- _Website and app data records_
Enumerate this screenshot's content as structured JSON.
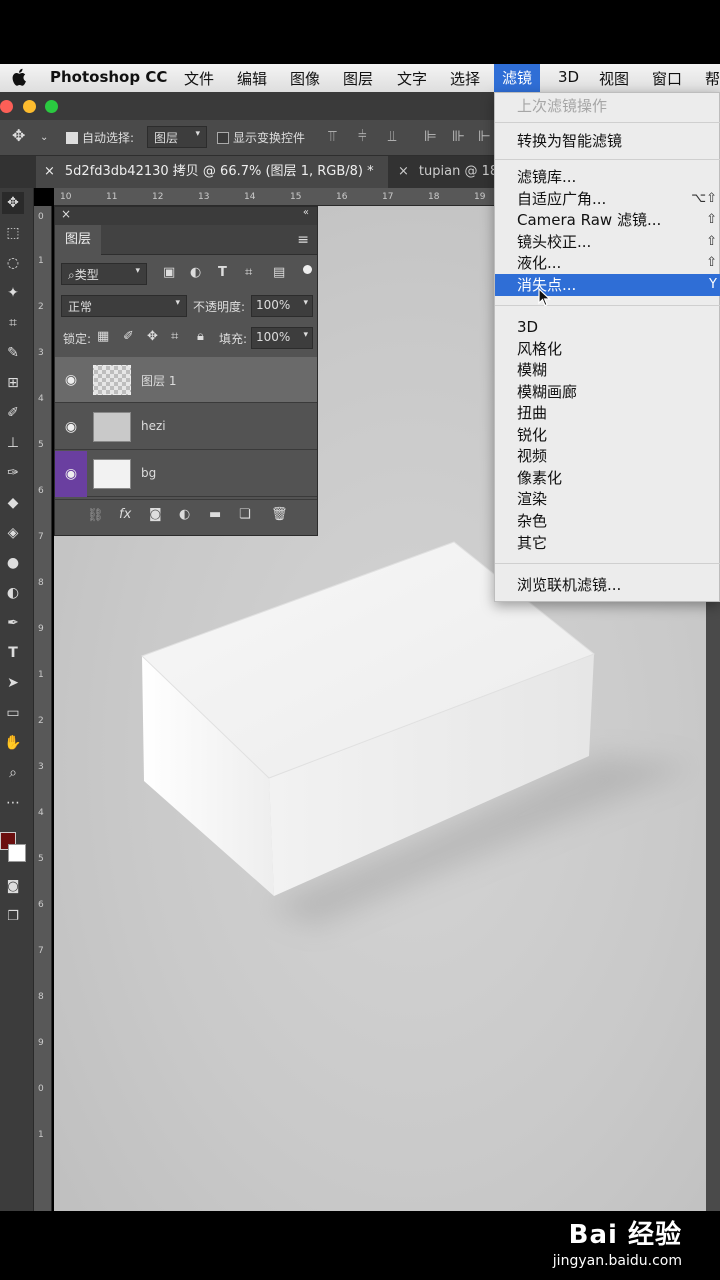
{
  "menubar": {
    "app_name": "Photoshop CC",
    "items": [
      "文件",
      "编辑",
      "图像",
      "图层",
      "文字",
      "选择",
      "滤镜",
      "3D",
      "视图",
      "窗口",
      "帮"
    ],
    "active_index": 6
  },
  "options": {
    "auto_select_label": "自动选择:",
    "auto_select_value": "图层",
    "show_transform_label": "显示变换控件"
  },
  "tabs": {
    "active": "5d2fd3db42130 拷贝 @ 66.7% (图层 1, RGB/8) *",
    "inactive": "tupian @ 18"
  },
  "ruler_top": [
    "10",
    "11",
    "12",
    "13",
    "14",
    "15",
    "16",
    "17",
    "18",
    "19"
  ],
  "ruler_left": [
    "0",
    "1",
    "2",
    "3",
    "4",
    "5",
    "6",
    "7",
    "8",
    "9",
    "1",
    "2",
    "3",
    "4",
    "5",
    "6",
    "7",
    "8",
    "9",
    "0",
    "1"
  ],
  "layers_panel": {
    "title": "图层",
    "filter_label": "类型",
    "blend_mode": "正常",
    "opacity_label": "不透明度:",
    "opacity_value": "100%",
    "lock_label": "锁定:",
    "fill_label": "填充:",
    "fill_value": "100%",
    "layers": [
      {
        "name": "图层 1",
        "selected": true
      },
      {
        "name": "hezi",
        "selected": false
      },
      {
        "name": "bg",
        "selected": false
      }
    ]
  },
  "filter_menu": {
    "items": [
      {
        "label": "上次滤镜操作",
        "disabled": true
      },
      {
        "label": "转换为智能滤镜"
      },
      {
        "label": "滤镜库..."
      },
      {
        "label": "自适应广角...",
        "shortcut": "⌥⇧"
      },
      {
        "label": "Camera Raw 滤镜...",
        "shortcut": "⇧"
      },
      {
        "label": "镜头校正...",
        "shortcut": "⇧"
      },
      {
        "label": "液化...",
        "shortcut": "⇧"
      },
      {
        "label": "消失点...",
        "shortcut": "Y",
        "highlighted": true
      },
      {
        "label": "3D"
      },
      {
        "label": "风格化"
      },
      {
        "label": "模糊"
      },
      {
        "label": "模糊画廊"
      },
      {
        "label": "扭曲"
      },
      {
        "label": "锐化"
      },
      {
        "label": "视频"
      },
      {
        "label": "像素化"
      },
      {
        "label": "渲染"
      },
      {
        "label": "杂色"
      },
      {
        "label": "其它"
      },
      {
        "label": "浏览联机滤镜..."
      }
    ]
  },
  "watermark": {
    "brand": "Bai 经验",
    "url": "jingyan.baidu.com"
  },
  "colors": {
    "accent": "#2f6ed6",
    "foreground_swatch": "#6b0f0f",
    "bg_layer_eye": "#6a3fa0"
  }
}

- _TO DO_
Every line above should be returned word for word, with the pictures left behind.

- _WRITTEN SOLUTION_
Enumerate this screenshot's content as structured JSON.
{
  "menubar": {
    "app_name": "Photoshop CC",
    "items": [
      "文件",
      "编辑",
      "图像",
      "图层",
      "文字",
      "选择",
      "滤镜",
      "3D",
      "视图",
      "窗口",
      "帮"
    ],
    "active_index": 6
  },
  "options": {
    "auto_select_label": "自动选择:",
    "auto_select_value": "图层",
    "show_transform_label": "显示变换控件"
  },
  "tabs": {
    "active": "5d2fd3db42130 拷贝 @ 66.7% (图层 1, RGB/8) *",
    "inactive": "tupian @ 18"
  },
  "ruler_top": [
    "10",
    "11",
    "12",
    "13",
    "14",
    "15",
    "16",
    "17",
    "18",
    "19"
  ],
  "ruler_left": [
    "0",
    "1",
    "2",
    "3",
    "4",
    "5",
    "6",
    "7",
    "8",
    "9",
    "1",
    "2",
    "3",
    "4",
    "5",
    "6",
    "7",
    "8",
    "9",
    "0",
    "1"
  ],
  "layers_panel": {
    "title": "图层",
    "filter_label": "类型",
    "blend_mode": "正常",
    "opacity_label": "不透明度:",
    "opacity_value": "100%",
    "lock_label": "锁定:",
    "fill_label": "填充:",
    "fill_value": "100%",
    "layers": [
      {
        "name": "图层 1",
        "selected": true
      },
      {
        "name": "hezi",
        "selected": false
      },
      {
        "name": "bg",
        "selected": false
      }
    ]
  },
  "filter_menu": {
    "items": [
      {
        "label": "上次滤镜操作",
        "disabled": true
      },
      {
        "label": "转换为智能滤镜"
      },
      {
        "label": "滤镜库..."
      },
      {
        "label": "自适应广角...",
        "shortcut": "⌥⇧"
      },
      {
        "label": "Camera Raw 滤镜...",
        "shortcut": "⇧"
      },
      {
        "label": "镜头校正...",
        "shortcut": "⇧"
      },
      {
        "label": "液化...",
        "shortcut": "⇧"
      },
      {
        "label": "消失点...",
        "shortcut": "Y",
        "highlighted": true
      },
      {
        "label": "3D"
      },
      {
        "label": "风格化"
      },
      {
        "label": "模糊"
      },
      {
        "label": "模糊画廊"
      },
      {
        "label": "扭曲"
      },
      {
        "label": "锐化"
      },
      {
        "label": "视频"
      },
      {
        "label": "像素化"
      },
      {
        "label": "渲染"
      },
      {
        "label": "杂色"
      },
      {
        "label": "其它"
      },
      {
        "label": "浏览联机滤镜..."
      }
    ]
  },
  "watermark": {
    "brand": "Bai 经验",
    "url": "jingyan.baidu.com"
  },
  "colors": {
    "accent": "#2f6ed6",
    "foreground_swatch": "#6b0f0f",
    "bg_layer_eye": "#6a3fa0"
  }
}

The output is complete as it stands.